WHAT IS NEEDED: Each record must be repeated exactly as it stands.

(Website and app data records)
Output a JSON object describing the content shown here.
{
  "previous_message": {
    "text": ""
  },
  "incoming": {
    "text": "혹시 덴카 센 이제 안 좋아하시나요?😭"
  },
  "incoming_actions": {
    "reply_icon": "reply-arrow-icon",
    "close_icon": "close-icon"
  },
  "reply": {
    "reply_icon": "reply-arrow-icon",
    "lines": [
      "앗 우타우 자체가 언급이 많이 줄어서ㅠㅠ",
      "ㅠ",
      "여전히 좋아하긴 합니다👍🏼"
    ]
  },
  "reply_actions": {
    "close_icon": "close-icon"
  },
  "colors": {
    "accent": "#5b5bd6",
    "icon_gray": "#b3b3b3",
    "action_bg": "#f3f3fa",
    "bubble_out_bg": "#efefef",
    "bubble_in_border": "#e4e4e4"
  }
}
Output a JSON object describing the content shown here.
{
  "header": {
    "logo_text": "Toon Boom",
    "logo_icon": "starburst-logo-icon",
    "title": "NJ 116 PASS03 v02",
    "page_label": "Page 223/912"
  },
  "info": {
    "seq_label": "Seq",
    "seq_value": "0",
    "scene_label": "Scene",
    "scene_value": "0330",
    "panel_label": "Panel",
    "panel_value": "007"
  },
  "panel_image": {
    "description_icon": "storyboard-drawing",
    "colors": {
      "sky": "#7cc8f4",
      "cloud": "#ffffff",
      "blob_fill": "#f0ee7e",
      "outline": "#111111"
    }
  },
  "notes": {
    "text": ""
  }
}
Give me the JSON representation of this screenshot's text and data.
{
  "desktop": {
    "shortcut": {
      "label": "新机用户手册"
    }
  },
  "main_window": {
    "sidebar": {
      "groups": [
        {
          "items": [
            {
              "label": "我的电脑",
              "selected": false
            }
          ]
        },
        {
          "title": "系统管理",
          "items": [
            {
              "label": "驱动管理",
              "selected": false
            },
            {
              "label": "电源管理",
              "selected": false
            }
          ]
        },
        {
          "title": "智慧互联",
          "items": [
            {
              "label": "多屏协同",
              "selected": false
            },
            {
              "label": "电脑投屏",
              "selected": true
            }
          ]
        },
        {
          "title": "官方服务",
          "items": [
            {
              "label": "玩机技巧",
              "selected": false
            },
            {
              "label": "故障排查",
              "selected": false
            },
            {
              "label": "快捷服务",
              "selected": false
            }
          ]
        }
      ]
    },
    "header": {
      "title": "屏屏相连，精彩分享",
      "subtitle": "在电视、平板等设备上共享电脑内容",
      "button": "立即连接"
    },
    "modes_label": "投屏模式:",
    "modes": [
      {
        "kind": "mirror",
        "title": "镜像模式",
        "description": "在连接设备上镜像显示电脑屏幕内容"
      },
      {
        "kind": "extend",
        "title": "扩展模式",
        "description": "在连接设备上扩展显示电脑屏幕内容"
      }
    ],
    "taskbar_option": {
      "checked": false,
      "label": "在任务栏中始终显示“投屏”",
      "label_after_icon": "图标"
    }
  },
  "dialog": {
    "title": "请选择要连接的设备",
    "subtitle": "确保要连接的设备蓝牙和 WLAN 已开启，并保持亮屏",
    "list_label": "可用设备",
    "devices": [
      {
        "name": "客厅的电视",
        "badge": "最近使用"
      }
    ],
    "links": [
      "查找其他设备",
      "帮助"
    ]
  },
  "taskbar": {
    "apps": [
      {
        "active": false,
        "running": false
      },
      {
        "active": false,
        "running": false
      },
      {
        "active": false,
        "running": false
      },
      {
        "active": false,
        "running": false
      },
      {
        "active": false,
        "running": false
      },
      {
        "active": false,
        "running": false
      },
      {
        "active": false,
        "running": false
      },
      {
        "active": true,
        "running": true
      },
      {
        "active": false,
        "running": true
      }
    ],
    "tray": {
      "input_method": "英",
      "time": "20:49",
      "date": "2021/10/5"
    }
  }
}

WRITTEN SOLUTION:
Output a JSON object describing the content shown here.
{
  "previous_message": {
    "text": ""
  },
  "incoming": {
    "text": "혹시 덴카 센 이제 안 좋아하시나요?😭"
  },
  "incoming_actions": {
    "reply_icon": "reply-arrow-icon",
    "close_icon": "close-icon"
  },
  "reply": {
    "reply_icon": "reply-arrow-icon",
    "lines": [
      "앗 우타우 자체가 언급이 많이 줄어서ㅠㅠ",
      "ㅠ",
      "여전히 좋아하긴 합니다👍🏼"
    ]
  },
  "reply_actions": {
    "close_icon": "close-icon"
  },
  "colors": {
    "accent": "#5b5bd6",
    "icon_gray": "#b3b3b3",
    "action_bg": "#f3f3fa",
    "bubble_out_bg": "#efefef",
    "bubble_in_border": "#e4e4e4"
  }
}
Output a JSON object describing the content shown here.
{
  "header": {
    "logo_text": "Toon Boom",
    "logo_icon": "starburst-logo-icon",
    "title": "NJ 116 PASS03 v02",
    "page_label": "Page 223/912"
  },
  "info": {
    "seq_label": "Seq",
    "seq_value": "0",
    "scene_label": "Scene",
    "scene_value": "0330",
    "panel_label": "Panel",
    "panel_value": "007"
  },
  "panel_image": {
    "description_icon": "storyboard-drawing",
    "colors": {
      "sky": "#7cc8f4",
      "cloud": "#ffffff",
      "blob_fill": "#f0ee7e",
      "outline": "#111111"
    }
  },
  "notes": {
    "text": ""
  }
}
Give me the JSON representation of this screenshot's text and data.
{
  "desktop": {
    "shortcut": {
      "label": "新机用户手册"
    }
  },
  "main_window": {
    "sidebar": {
      "groups": [
        {
          "items": [
            {
              "label": "我的电脑",
              "selected": false
            }
          ]
        },
        {
          "title": "系统管理",
          "items": [
            {
              "label": "驱动管理",
              "selected": false
            },
            {
              "label": "电源管理",
              "selected": false
            }
          ]
        },
        {
          "title": "智慧互联",
          "items": [
            {
              "label": "多屏协同",
              "selected": false
            },
            {
              "label": "电脑投屏",
              "selected": true
            }
          ]
        },
        {
          "title": "官方服务",
          "items": [
            {
              "label": "玩机技巧",
              "selected": false
            },
            {
              "label": "故障排查",
              "selected": false
            },
            {
              "label": "快捷服务",
              "selected": false
            }
          ]
        }
      ]
    },
    "header": {
      "title": "屏屏相连，精彩分享",
      "subtitle": "在电视、平板等设备上共享电脑内容",
      "button": "立即连接"
    },
    "modes_label": "投屏模式:",
    "modes": [
      {
        "kind": "mirror",
        "title": "镜像模式",
        "description": "在连接设备上镜像显示电脑屏幕内容"
      },
      {
        "kind": "extend",
        "title": "扩展模式",
        "description": "在连接设备上扩展显示电脑屏幕内容"
      }
    ],
    "taskbar_option": {
      "checked": false,
      "label": "在任务栏中始终显示“投屏”",
      "label_after_icon": "图标"
    }
  },
  "dialog": {
    "title": "请选择要连接的设备",
    "subtitle": "确保要连接的设备蓝牙和 WLAN 已开启，并保持亮屏",
    "list_label": "可用设备",
    "devices": [
      {
        "name": "客厅的电视",
        "badge": "最近使用"
      }
    ],
    "links": [
      "查找其他设备",
      "帮助"
    ]
  },
  "taskbar": {
    "apps": [
      {
        "active": false,
        "running": false
      },
      {
        "active": false,
        "running": false
      },
      {
        "active": false,
        "running": false
      },
      {
        "active": false,
        "running": false
      },
      {
        "active": false,
        "running": false
      },
      {
        "active": false,
        "running": false
      },
      {
        "active": false,
        "running": false
      },
      {
        "active": true,
        "running": true
      },
      {
        "active": false,
        "running": true
      }
    ],
    "tray": {
      "input_method": "英",
      "time": "20:49",
      "date": "2021/10/5"
    }
  }
}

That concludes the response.